Problem
Hunt through the entries for the word "label" and copy each line in which it appears.

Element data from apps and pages
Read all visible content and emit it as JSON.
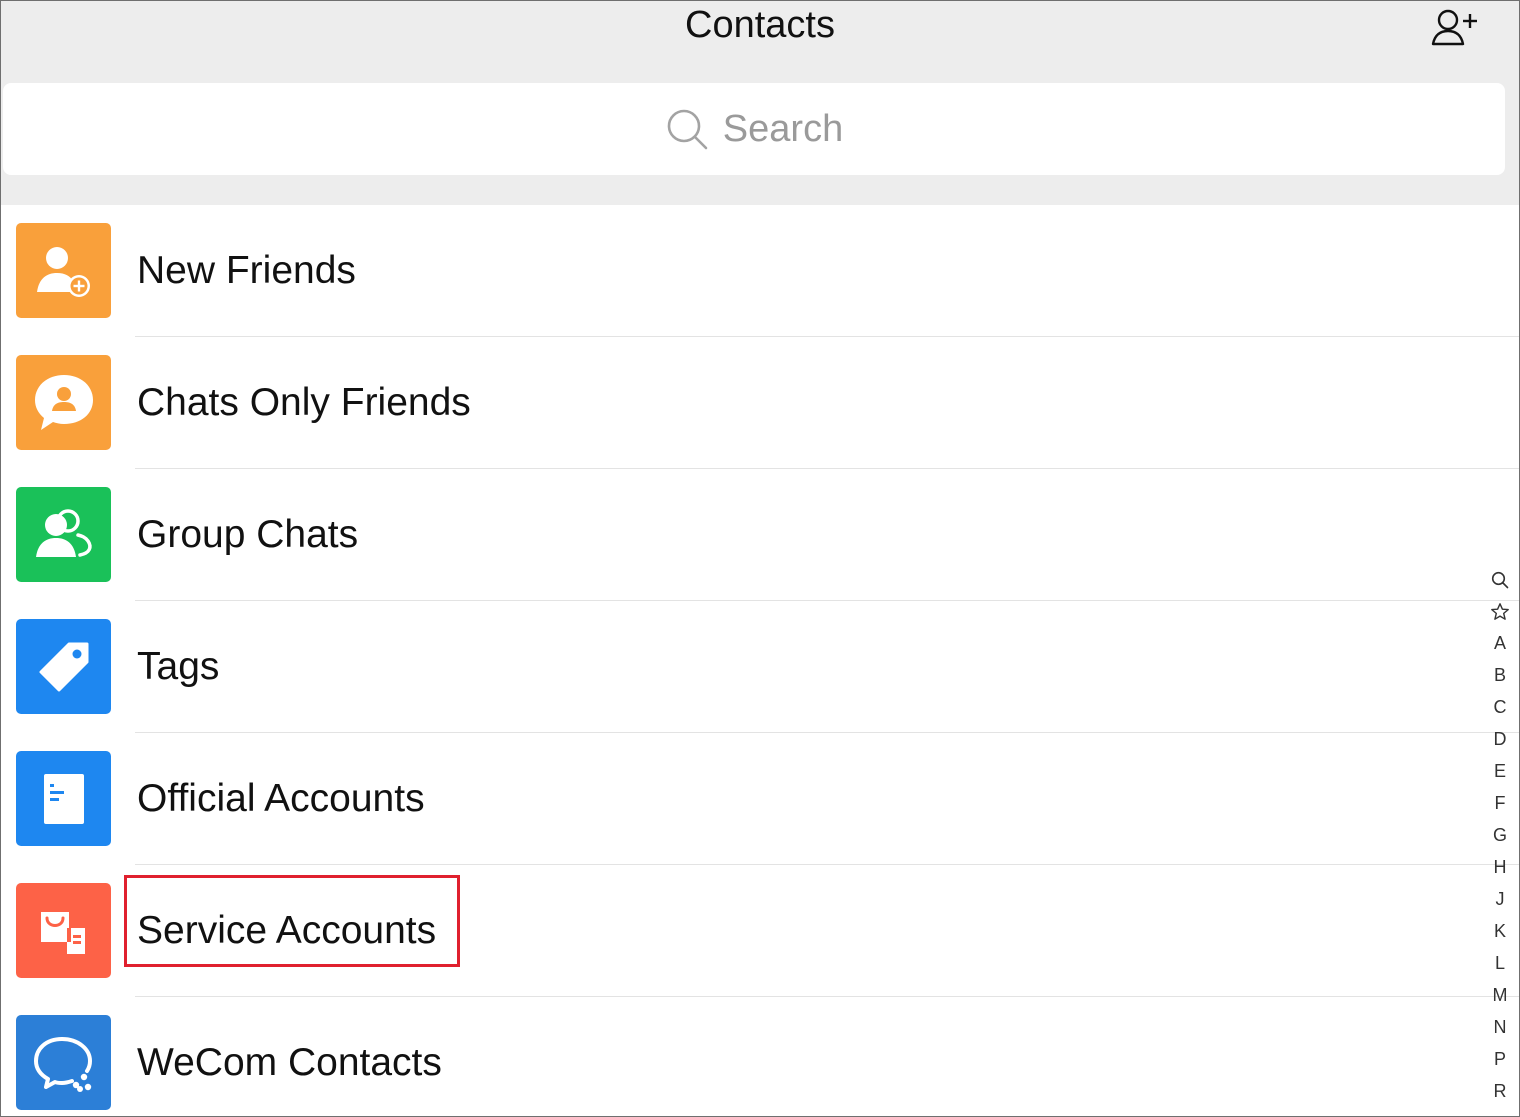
{
  "header": {
    "title": "Contacts",
    "add_icon": "add-contact-icon"
  },
  "search": {
    "placeholder": "Search",
    "icon": "search-icon"
  },
  "contacts_menu": [
    {
      "label": "New Friends",
      "icon": "new-friends-icon",
      "color": "#F9A03B"
    },
    {
      "label": "Chats Only Friends",
      "icon": "chats-only-friends-icon",
      "color": "#F9A03B"
    },
    {
      "label": "Group Chats",
      "icon": "group-chats-icon",
      "color": "#1AC159"
    },
    {
      "label": "Tags",
      "icon": "tag-icon",
      "color": "#1E87F0"
    },
    {
      "label": "Official Accounts",
      "icon": "official-accounts-icon",
      "color": "#1E87F0"
    },
    {
      "label": "Service Accounts",
      "icon": "service-accounts-icon",
      "color": "#FD6247",
      "highlighted": true
    },
    {
      "label": "WeCom Contacts",
      "icon": "wecom-contacts-icon",
      "color": "#2C7FD7"
    }
  ],
  "index_bar": {
    "icons": [
      "search-icon",
      "star-icon"
    ],
    "letters": [
      "A",
      "B",
      "C",
      "D",
      "E",
      "F",
      "G",
      "H",
      "J",
      "K",
      "L",
      "M",
      "N",
      "P",
      "R"
    ]
  },
  "colors": {
    "header_bg": "#EDEDED",
    "highlight_border": "#E0202E"
  }
}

Exercise response
      "label": "New Friends",
      "label": "Chats Only Friends",
      "label": "Group Chats",
      "label": "Tags",
      "label": "Official Accounts",
      "label": "Service Accounts",
      "label": "WeCom Contacts",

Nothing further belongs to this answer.